By Lance McFarlin –
Tarleton State University has received a red light rating from a national individual rights organization for its policies on tolerance, respect and civility.
The university, however, has a lot of company. A spokesman for FIRE says that 85% of all Texas universities rated have similar ratings.
“Tarleton is violating the free speech rights of every student every day due to its unconstitutional policies.” said Adam Kissel, FIRE’s Vice President. Kissel visited the Tarleton campus in 2011 to speak as part of the Speaker Symposium lecture series.
FIRE is an organization based in Philadelphia, Pa that “defends and promotes the individual rights of students and faculty members at U.S. colleges and universities.” says Kissel. “These include the freedoms of speech, association, religion, press and conscience, plus due process.”
A university spokesperson said that Tarleton students have “countless opportunities” to express themselves. “Tarleton welcomes open disclosure throughout campus.” says Janice Horak, the Assistant Vice President of Marketing and Communications at Tarleton. “There are countless opportunities for students to express their views to the wider community.”
Every year, FIRE evaluates the speech restrictions in place at about 400 colleges and universities, examining policies for the constitutionality. FIRE’s grading system is based on “green”, “yellow” and “red” light policies. ” If a school has any red light policies, it gets a red light. If a policy has only yellow light and green light policies, it gets a yellow light. If a policy has only green light policies, it gets a green light. ” said Kissel.
After explaining that “Tarleton has FIRE’s worst, red light rating,” Kissel said that “most rated universities in Texas also have red light ratings, and TSU only has one “red light” policy. So, it probably is not as bad as the average in Texas.”

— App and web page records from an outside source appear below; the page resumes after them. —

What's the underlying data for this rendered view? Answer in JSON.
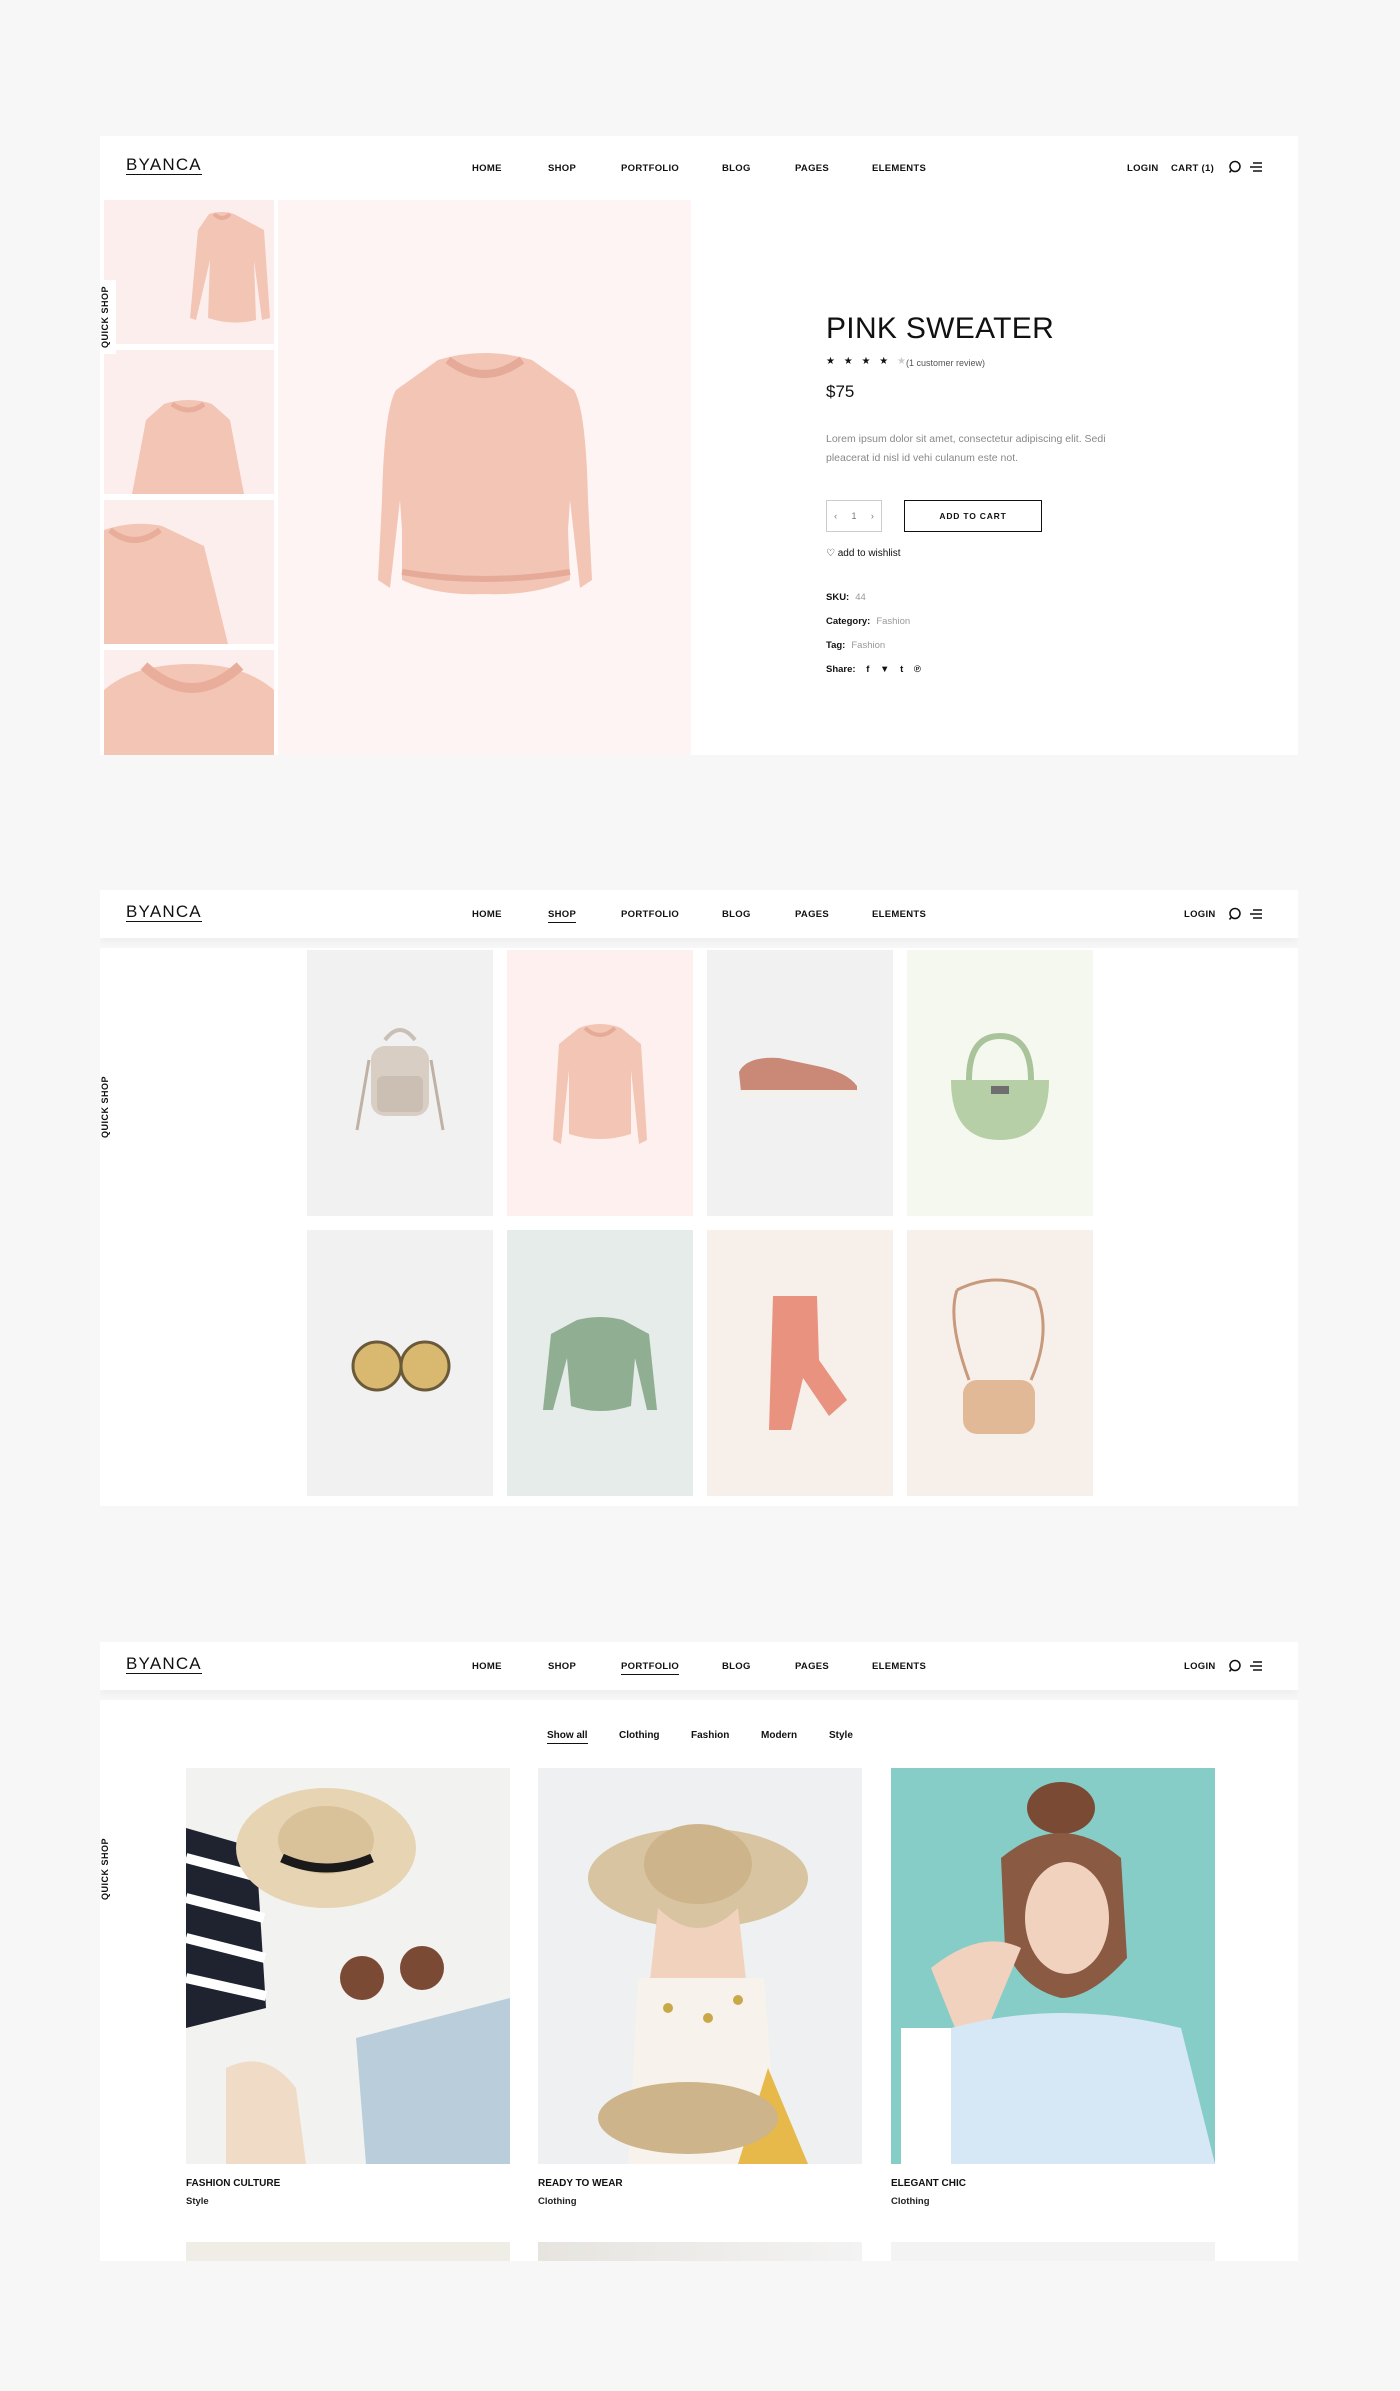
{
  "brand": "BYANCA",
  "nav": [
    "HOME",
    "SHOP",
    "PORTFOLIO",
    "BLOG",
    "PAGES",
    "ELEMENTS"
  ],
  "quick_shop": "QUICK SHOP",
  "product_page": {
    "login": "LOGIN",
    "cart": "CART (1)",
    "title": "PINK SWEATER",
    "rating_stars": 4,
    "stars_text": "★ ★ ★ ★ ★",
    "review": "(1 customer review)",
    "price": "$75",
    "description": "Lorem ipsum dolor sit amet, consectetur adipiscing elit. Sedi pleacerat id nisl id vehi culanum este not.",
    "quantity": "1",
    "add_to_cart": "ADD TO CART",
    "wishlist": "add to wishlist",
    "sku_label": "SKU:",
    "sku": "44",
    "category_label": "Category:",
    "category": "Fashion",
    "tag_label": "Tag:",
    "tag": "Fashion",
    "share_label": "Share:",
    "colors": {
      "pink_bg": "#fff4f4",
      "sweater": "#f3c4b4"
    }
  },
  "shop_page": {
    "login": "LOGIN",
    "active_menu": "SHOP",
    "products": [
      "backpack",
      "pink-sweater",
      "sneaker",
      "green-handbag",
      "earrings",
      "green-sweater",
      "pink-pants",
      "crossbody-bag"
    ]
  },
  "portfolio_page": {
    "login": "LOGIN",
    "active_menu": "PORTFOLIO",
    "filters": [
      "Show all",
      "Clothing",
      "Fashion",
      "Modern",
      "Style"
    ],
    "items": [
      {
        "title": "FASHION CULTURE",
        "category": "Style"
      },
      {
        "title": "READY TO WEAR",
        "category": "Clothing"
      },
      {
        "title": "ELEGANT CHIC",
        "category": "Clothing"
      }
    ]
  }
}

Aside from Tarleton’s one red light rating, the university also received five yellow ratings and one green. In Texas, Tarleton, along with eight other universities received one red light for a policy. Four schools received two red light ratings and two schools, Tarrant County College’s South Campus and University of Texas at Austin, received three. Only one school in Texas, Texas State University at San Marcos, received no red light ratings on their policies.
“Texas is one of the worst states in FIRE’s annual report” Kissel said. “In Texas, 85 percent of the rated schools have red lights. That is one of the worst percentages in the country.”
“Tarleton should revise its one red light policy” he said. “This is a severe and substantial violation of students’ actual rights, which include freedom of expression.”
The policy in question in the student handbook says “members of the university community pledge to act with integrity in academic pursuits and in interactions with others; to treat other community members with civility, both on and off campus; and to respect the diversity of ideas, cultures, lifestyles, and opinions of community members.”
Kissell said many university policies require all campus discourse to be “civil” or “respectful.”
“While this may seem uncontroversial and well-intentioned, it is inappropriate for a university that claims to value free speech to require all expression to be ‘civil’,” he said. “One of the best explanations of why such a requirement violates the First Amendment comes from a court case in which a federal judge struck down a civility policy at San Francisco State University.
For more information on FIRE and the ratings that Tarleton and other universities around the country, go to thefire.org